Records provided:
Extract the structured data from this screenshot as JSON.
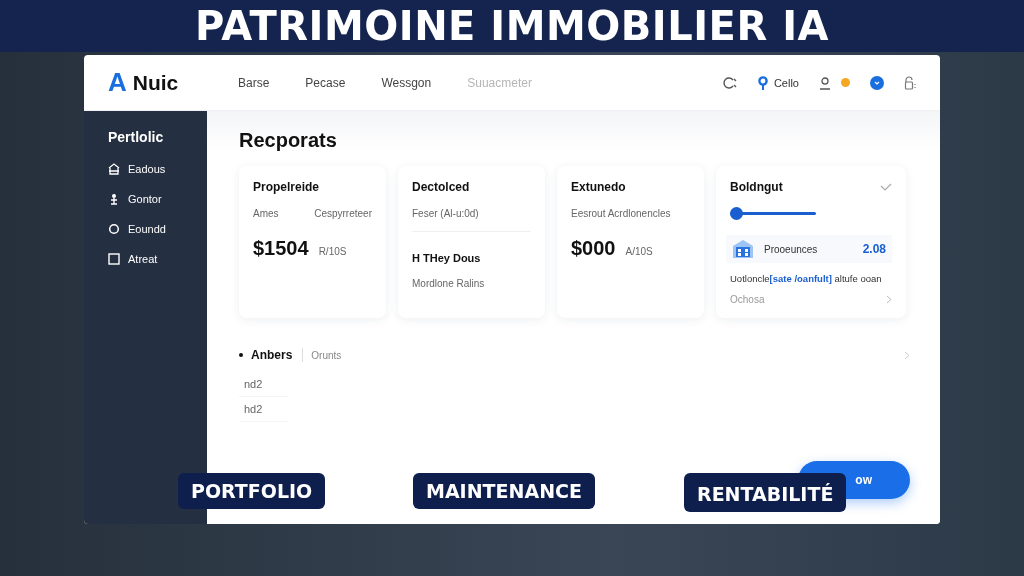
{
  "banner": {
    "title": "PATRIMOINE IMMOBILIER IA"
  },
  "header": {
    "logo_mark": "A",
    "logo_text": "Nuic",
    "nav": [
      {
        "label": "Barse",
        "disabled": false
      },
      {
        "label": "Pecase",
        "disabled": false
      },
      {
        "label": "Wessgon",
        "disabled": false
      },
      {
        "label": "Suuacmeter",
        "disabled": true
      }
    ],
    "location": "Cello"
  },
  "sidebar": {
    "title": "Pertlolic",
    "items": [
      {
        "label": "Eadous",
        "kind": "home"
      },
      {
        "label": "Gontor",
        "kind": "person"
      },
      {
        "label": "Eoundd",
        "kind": "circle"
      },
      {
        "label": "Atreat",
        "kind": "square"
      }
    ]
  },
  "main": {
    "heading": "Recporats",
    "cards": [
      {
        "kind": "stat",
        "title": "Propelreide",
        "sub_left": "Ames",
        "sub_right": "Cespyrreteer",
        "value": "$1504",
        "unit": "R/10S"
      },
      {
        "kind": "detail",
        "title": "Dectolced",
        "sub_left": "Feser (Al-u:0d)",
        "line": "H THey Dous",
        "note": "Mordlone Ralins"
      },
      {
        "kind": "stat",
        "title": "Extunedo",
        "sub_left": "Eesrout Acrdlonencles",
        "value": "$000",
        "unit": "A/10S"
      },
      {
        "kind": "slider",
        "title": "Boldngut",
        "level": 0.05,
        "item_label": "Prooeunces",
        "item_value": "2.08",
        "text": "Uotloncle**[sate /oanfult]** altufe ooan",
        "link": "Ochosa"
      }
    ],
    "list": {
      "title": "Anbers",
      "tab": "Orunts",
      "rows": [
        "nd2",
        "hd2"
      ]
    },
    "button": "ow"
  },
  "tags": [
    "PORTFOLIO",
    "MAINTENANCE",
    "RENTABILITÉ"
  ]
}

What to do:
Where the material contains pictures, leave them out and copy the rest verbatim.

Written answer:
Extract the structured data from this screenshot as JSON.
{
  "banner": {
    "title": "PATRIMOINE IMMOBILIER IA"
  },
  "header": {
    "logo_mark": "A",
    "logo_text": "Nuic",
    "nav": [
      {
        "label": "Barse",
        "disabled": false
      },
      {
        "label": "Pecase",
        "disabled": false
      },
      {
        "label": "Wessgon",
        "disabled": false
      },
      {
        "label": "Suuacmeter",
        "disabled": true
      }
    ],
    "location": "Cello"
  },
  "sidebar": {
    "title": "Pertlolic",
    "items": [
      {
        "label": "Eadous",
        "kind": "home"
      },
      {
        "label": "Gontor",
        "kind": "person"
      },
      {
        "label": "Eoundd",
        "kind": "circle"
      },
      {
        "label": "Atreat",
        "kind": "square"
      }
    ]
  },
  "main": {
    "heading": "Recporats",
    "cards": [
      {
        "kind": "stat",
        "title": "Propelreide",
        "sub_left": "Ames",
        "sub_right": "Cespyrreteer",
        "value": "$1504",
        "unit": "R/10S"
      },
      {
        "kind": "detail",
        "title": "Dectolced",
        "sub_left": "Feser (Al-u:0d)",
        "line": "H THey Dous",
        "note": "Mordlone Ralins"
      },
      {
        "kind": "stat",
        "title": "Extunedo",
        "sub_left": "Eesrout Acrdlonencles",
        "value": "$000",
        "unit": "A/10S"
      },
      {
        "kind": "slider",
        "title": "Boldngut",
        "level": 0.05,
        "item_label": "Prooeunces",
        "item_value": "2.08",
        "text": "Uotloncle**[sate /oanfult]** altufe ooan",
        "link": "Ochosa"
      }
    ],
    "list": {
      "title": "Anbers",
      "tab": "Orunts",
      "rows": [
        "nd2",
        "hd2"
      ]
    },
    "button": "ow"
  },
  "tags": [
    "PORTFOLIO",
    "MAINTENANCE",
    "RENTABILITÉ"
  ]
}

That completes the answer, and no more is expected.